---- Entries shown
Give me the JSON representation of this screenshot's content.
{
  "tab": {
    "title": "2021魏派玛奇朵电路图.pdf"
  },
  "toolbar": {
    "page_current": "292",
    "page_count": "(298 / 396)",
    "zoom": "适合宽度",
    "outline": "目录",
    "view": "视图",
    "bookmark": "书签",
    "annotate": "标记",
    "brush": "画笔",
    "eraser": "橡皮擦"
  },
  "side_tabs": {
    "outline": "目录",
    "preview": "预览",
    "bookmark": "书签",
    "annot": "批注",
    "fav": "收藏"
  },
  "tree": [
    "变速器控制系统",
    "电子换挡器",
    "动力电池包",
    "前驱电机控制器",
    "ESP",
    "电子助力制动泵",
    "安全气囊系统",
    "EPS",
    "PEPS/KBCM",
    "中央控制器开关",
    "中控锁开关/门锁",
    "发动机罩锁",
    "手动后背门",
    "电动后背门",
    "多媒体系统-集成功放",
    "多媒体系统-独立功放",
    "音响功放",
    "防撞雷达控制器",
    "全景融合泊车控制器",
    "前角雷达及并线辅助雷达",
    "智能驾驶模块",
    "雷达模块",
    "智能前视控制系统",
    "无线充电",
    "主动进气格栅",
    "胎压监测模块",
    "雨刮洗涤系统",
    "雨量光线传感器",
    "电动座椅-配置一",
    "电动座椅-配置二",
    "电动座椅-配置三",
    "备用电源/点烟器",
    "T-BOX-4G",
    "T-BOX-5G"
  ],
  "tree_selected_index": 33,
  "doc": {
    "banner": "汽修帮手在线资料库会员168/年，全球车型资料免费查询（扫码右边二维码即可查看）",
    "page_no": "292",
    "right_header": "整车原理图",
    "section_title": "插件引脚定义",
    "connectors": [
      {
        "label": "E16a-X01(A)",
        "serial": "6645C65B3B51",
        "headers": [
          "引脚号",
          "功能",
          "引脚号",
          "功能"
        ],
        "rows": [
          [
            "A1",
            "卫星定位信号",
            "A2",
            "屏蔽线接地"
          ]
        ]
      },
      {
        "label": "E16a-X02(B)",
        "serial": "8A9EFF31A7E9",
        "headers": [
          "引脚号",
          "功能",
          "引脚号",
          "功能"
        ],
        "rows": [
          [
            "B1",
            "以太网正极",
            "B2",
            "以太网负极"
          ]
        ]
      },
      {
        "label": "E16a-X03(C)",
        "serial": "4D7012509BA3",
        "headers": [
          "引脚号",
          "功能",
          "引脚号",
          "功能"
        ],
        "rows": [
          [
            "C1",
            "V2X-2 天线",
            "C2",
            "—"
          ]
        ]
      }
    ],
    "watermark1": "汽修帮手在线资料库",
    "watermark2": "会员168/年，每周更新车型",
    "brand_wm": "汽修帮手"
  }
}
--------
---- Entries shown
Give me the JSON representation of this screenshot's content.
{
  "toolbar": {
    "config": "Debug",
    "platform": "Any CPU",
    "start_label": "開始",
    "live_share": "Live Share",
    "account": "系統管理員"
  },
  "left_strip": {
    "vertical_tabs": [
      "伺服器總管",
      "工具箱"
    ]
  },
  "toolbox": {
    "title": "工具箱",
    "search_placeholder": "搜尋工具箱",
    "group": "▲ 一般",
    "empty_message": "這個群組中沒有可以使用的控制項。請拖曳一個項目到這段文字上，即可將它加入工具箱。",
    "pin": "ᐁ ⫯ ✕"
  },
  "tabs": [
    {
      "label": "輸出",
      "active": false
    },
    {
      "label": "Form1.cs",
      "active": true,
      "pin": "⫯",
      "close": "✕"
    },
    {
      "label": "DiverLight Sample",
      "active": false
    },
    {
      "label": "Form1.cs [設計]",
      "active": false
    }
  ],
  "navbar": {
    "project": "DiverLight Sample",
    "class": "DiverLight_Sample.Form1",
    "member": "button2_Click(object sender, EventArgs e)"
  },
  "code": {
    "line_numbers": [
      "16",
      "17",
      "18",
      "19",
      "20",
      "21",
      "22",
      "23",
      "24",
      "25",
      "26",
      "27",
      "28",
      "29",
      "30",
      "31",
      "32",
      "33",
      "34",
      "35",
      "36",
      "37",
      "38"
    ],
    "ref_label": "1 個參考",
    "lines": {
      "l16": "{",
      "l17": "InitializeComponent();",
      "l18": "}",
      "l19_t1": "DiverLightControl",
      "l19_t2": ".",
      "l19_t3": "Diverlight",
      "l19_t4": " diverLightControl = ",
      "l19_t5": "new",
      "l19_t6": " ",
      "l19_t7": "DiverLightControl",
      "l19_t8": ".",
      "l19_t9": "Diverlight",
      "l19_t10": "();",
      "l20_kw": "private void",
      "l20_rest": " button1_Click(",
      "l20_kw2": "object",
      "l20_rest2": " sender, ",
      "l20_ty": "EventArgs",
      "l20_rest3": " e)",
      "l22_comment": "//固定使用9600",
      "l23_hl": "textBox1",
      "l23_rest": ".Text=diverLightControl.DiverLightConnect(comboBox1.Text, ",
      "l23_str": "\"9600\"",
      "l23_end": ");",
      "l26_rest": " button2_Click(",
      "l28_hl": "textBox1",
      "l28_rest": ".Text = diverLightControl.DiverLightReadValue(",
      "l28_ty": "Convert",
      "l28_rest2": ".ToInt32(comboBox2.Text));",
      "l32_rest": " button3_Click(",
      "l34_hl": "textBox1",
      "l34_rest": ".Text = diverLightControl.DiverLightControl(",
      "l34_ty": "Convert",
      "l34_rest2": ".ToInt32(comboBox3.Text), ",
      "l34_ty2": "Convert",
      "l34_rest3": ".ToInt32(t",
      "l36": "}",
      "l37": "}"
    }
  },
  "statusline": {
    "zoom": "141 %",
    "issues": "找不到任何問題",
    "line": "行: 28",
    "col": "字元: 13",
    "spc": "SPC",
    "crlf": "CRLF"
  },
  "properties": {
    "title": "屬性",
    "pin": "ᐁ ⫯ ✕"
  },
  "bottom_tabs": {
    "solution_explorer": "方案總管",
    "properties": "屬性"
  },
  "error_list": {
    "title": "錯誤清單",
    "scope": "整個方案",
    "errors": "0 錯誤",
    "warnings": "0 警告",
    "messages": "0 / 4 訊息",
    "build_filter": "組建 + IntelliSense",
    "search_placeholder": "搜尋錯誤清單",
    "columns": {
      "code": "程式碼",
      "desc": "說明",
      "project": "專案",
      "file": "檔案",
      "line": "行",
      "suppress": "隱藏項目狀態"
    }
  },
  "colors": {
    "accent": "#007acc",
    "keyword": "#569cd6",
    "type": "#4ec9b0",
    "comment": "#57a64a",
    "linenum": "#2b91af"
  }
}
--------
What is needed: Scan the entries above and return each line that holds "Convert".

Solution for this exercise:
      "l28_ty": "Convert",
      "l34_ty": "Convert",
      "l34_ty2": "Convert",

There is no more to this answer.